### Exercise
Each entry must be output once more without any change.

---------------

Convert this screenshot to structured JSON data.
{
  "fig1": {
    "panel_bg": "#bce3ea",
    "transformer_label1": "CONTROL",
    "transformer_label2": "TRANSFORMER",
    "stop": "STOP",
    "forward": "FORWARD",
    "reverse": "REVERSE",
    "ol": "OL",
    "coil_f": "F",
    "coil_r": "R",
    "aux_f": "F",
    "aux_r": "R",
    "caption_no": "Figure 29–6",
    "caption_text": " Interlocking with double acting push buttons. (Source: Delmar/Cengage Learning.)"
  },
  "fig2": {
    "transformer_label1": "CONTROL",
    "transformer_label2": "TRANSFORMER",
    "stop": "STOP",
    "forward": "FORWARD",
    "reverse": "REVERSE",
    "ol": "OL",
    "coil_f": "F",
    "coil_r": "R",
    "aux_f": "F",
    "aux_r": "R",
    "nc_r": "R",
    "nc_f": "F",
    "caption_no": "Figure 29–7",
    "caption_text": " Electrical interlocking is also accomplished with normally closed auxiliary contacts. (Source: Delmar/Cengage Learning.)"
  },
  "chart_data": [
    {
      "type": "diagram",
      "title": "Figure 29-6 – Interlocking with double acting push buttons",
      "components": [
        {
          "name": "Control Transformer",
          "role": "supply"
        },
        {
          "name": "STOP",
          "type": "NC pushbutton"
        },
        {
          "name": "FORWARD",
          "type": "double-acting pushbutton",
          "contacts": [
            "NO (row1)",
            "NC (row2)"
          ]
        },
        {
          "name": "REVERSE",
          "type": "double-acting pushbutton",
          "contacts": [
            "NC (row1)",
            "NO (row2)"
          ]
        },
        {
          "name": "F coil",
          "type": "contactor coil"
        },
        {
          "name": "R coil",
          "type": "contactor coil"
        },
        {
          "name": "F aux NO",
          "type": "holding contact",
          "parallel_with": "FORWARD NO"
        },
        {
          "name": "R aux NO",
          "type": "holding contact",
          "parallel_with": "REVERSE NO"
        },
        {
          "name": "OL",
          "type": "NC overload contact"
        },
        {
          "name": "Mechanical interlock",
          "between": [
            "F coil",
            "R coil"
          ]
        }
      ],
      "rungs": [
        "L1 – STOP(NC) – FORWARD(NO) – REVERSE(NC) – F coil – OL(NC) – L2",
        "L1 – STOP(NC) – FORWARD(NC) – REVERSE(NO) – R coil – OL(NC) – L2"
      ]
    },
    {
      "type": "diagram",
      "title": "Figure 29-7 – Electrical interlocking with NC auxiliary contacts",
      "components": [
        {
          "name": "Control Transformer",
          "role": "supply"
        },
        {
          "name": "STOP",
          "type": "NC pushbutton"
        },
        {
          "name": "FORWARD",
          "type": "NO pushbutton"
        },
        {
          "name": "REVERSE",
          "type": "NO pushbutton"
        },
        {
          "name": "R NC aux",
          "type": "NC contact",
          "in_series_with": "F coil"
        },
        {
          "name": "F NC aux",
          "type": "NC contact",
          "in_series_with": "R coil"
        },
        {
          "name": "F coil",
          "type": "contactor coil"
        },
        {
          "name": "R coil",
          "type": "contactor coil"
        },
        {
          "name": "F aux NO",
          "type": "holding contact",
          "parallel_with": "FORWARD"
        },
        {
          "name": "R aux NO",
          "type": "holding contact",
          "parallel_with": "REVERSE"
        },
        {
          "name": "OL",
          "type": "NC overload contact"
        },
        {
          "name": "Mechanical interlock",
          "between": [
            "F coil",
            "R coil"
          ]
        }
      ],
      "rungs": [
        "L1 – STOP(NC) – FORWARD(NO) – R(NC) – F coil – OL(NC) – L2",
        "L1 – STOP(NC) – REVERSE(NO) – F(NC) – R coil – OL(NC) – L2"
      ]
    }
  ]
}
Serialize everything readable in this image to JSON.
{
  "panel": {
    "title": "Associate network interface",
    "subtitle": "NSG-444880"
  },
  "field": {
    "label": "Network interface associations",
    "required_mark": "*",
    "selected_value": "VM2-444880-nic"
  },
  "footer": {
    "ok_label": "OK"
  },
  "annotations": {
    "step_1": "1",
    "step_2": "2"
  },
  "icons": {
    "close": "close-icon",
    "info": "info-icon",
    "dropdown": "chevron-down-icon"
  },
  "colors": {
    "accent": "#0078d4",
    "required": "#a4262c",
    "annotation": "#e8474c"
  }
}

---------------

### Reply to the exercise
Convert this screenshot to structured JSON data.
{
  "fig1": {
    "panel_bg": "#bce3ea",
    "transformer_label1": "CONTROL",
    "transformer_label2": "TRANSFORMER",
    "stop": "STOP",
    "forward": "FORWARD",
    "reverse": "REVERSE",
    "ol": "OL",
    "coil_f": "F",
    "coil_r": "R",
    "aux_f": "F",
    "aux_r": "R",
    "caption_no": "Figure 29–6",
    "caption_text": " Interlocking with double acting push buttons. (Source: Delmar/Cengage Learning.)"
  },
  "fig2": {
    "transformer_label1": "CONTROL",
    "transformer_label2": "TRANSFORMER",
    "stop": "STOP",
    "forward": "FORWARD",
    "reverse": "REVERSE",
    "ol": "OL",
    "coil_f": "F",
    "coil_r": "R",
    "aux_f": "F",
    "aux_r": "R",
    "nc_r": "R",
    "nc_f": "F",
    "caption_no": "Figure 29–7",
    "caption_text": " Electrical interlocking is also accomplished with normally closed auxiliary contacts. (Source: Delmar/Cengage Learning.)"
  },
  "chart_data": [
    {
      "type": "diagram",
      "title": "Figure 29-6 – Interlocking with double acting push buttons",
      "components": [
        {
          "name": "Control Transformer",
          "role": "supply"
        },
        {
          "name": "STOP",
          "type": "NC pushbutton"
        },
        {
          "name": "FORWARD",
          "type": "double-acting pushbutton",
          "contacts": [
            "NO (row1)",
            "NC (row2)"
          ]
        },
        {
          "name": "REVERSE",
          "type": "double-acting pushbutton",
          "contacts": [
            "NC (row1)",
            "NO (row2)"
          ]
        },
        {
          "name": "F coil",
          "type": "contactor coil"
        },
        {
          "name": "R coil",
          "type": "contactor coil"
        },
        {
          "name": "F aux NO",
          "type": "holding contact",
          "parallel_with": "FORWARD NO"
        },
        {
          "name": "R aux NO",
          "type": "holding contact",
          "parallel_with": "REVERSE NO"
        },
        {
          "name": "OL",
          "type": "NC overload contact"
        },
        {
          "name": "Mechanical interlock",
          "between": [
            "F coil",
            "R coil"
          ]
        }
      ],
      "rungs": [
        "L1 – STOP(NC) – FORWARD(NO) – REVERSE(NC) – F coil – OL(NC) – L2",
        "L1 – STOP(NC) – FORWARD(NC) – REVERSE(NO) – R coil – OL(NC) – L2"
      ]
    },
    {
      "type": "diagram",
      "title": "Figure 29-7 – Electrical interlocking with NC auxiliary contacts",
      "components": [
        {
          "name": "Control Transformer",
          "role": "supply"
        },
        {
          "name": "STOP",
          "type": "NC pushbutton"
        },
        {
          "name": "FORWARD",
          "type": "NO pushbutton"
        },
        {
          "name": "REVERSE",
          "type": "NO pushbutton"
        },
        {
          "name": "R NC aux",
          "type": "NC contact",
          "in_series_with": "F coil"
        },
        {
          "name": "F NC aux",
          "type": "NC contact",
          "in_series_with": "R coil"
        },
        {
          "name": "F coil",
          "type": "contactor coil"
        },
        {
          "name": "R coil",
          "type": "contactor coil"
        },
        {
          "name": "F aux NO",
          "type": "holding contact",
          "parallel_with": "FORWARD"
        },
        {
          "name": "R aux NO",
          "type": "holding contact",
          "parallel_with": "REVERSE"
        },
        {
          "name": "OL",
          "type": "NC overload contact"
        },
        {
          "name": "Mechanical interlock",
          "between": [
            "F coil",
            "R coil"
          ]
        }
      ],
      "rungs": [
        "L1 – STOP(NC) – FORWARD(NO) – R(NC) – F coil – OL(NC) – L2",
        "L1 – STOP(NC) – REVERSE(NO) – F(NC) – R coil – OL(NC) – L2"
      ]
    }
  ]
}
Serialize everything readable in this image to JSON.
{
  "panel": {
    "title": "Associate network interface",
    "subtitle": "NSG-444880"
  },
  "field": {
    "label": "Network interface associations",
    "required_mark": "*",
    "selected_value": "VM2-444880-nic"
  },
  "footer": {
    "ok_label": "OK"
  },
  "annotations": {
    "step_1": "1",
    "step_2": "2"
  },
  "icons": {
    "close": "close-icon",
    "info": "info-icon",
    "dropdown": "chevron-down-icon"
  },
  "colors": {
    "accent": "#0078d4",
    "required": "#a4262c",
    "annotation": "#e8474c"
  }
}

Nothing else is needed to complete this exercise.